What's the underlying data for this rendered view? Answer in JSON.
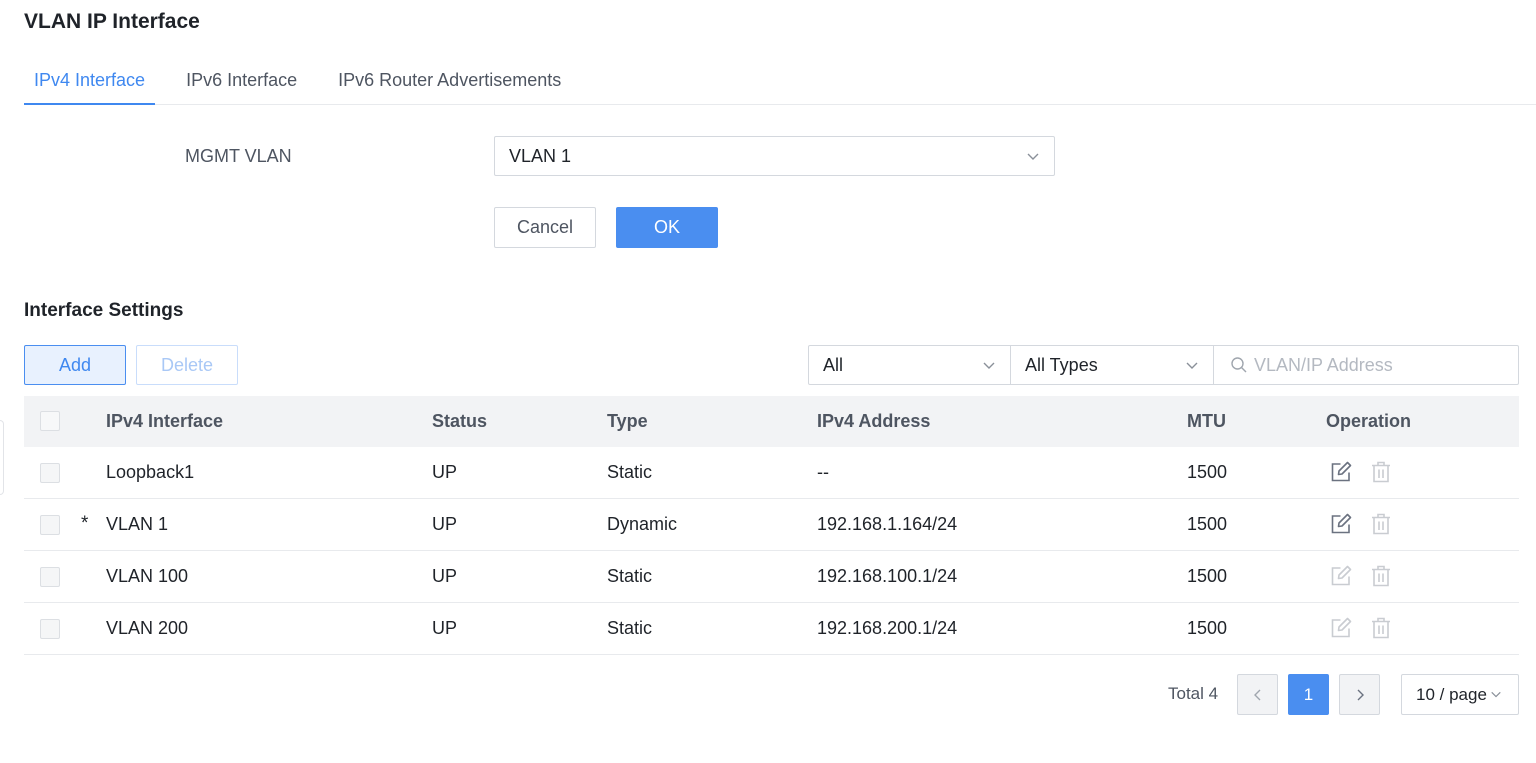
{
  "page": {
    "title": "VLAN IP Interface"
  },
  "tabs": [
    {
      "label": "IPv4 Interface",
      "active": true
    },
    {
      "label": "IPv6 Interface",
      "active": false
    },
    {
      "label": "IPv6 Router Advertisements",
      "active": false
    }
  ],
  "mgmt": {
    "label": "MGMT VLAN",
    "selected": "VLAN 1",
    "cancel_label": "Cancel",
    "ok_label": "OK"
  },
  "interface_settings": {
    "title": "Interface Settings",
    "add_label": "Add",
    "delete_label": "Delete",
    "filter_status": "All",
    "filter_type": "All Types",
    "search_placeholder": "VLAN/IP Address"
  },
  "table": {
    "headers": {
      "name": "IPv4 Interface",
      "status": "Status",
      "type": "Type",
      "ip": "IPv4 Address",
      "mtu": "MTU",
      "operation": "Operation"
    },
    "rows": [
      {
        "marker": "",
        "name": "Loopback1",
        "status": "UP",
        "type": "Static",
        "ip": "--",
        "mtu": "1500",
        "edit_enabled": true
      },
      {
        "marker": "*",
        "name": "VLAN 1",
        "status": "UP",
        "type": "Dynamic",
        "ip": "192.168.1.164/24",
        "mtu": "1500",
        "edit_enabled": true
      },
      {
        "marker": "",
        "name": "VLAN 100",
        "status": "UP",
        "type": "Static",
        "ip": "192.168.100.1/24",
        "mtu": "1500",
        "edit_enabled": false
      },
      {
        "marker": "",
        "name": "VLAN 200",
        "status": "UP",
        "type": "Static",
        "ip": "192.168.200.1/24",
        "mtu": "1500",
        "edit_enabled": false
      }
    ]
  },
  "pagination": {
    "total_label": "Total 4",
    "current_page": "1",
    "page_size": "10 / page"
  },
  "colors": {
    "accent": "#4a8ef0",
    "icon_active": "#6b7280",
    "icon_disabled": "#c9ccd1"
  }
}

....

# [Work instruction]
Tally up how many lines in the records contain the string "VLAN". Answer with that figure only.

# [Result]
7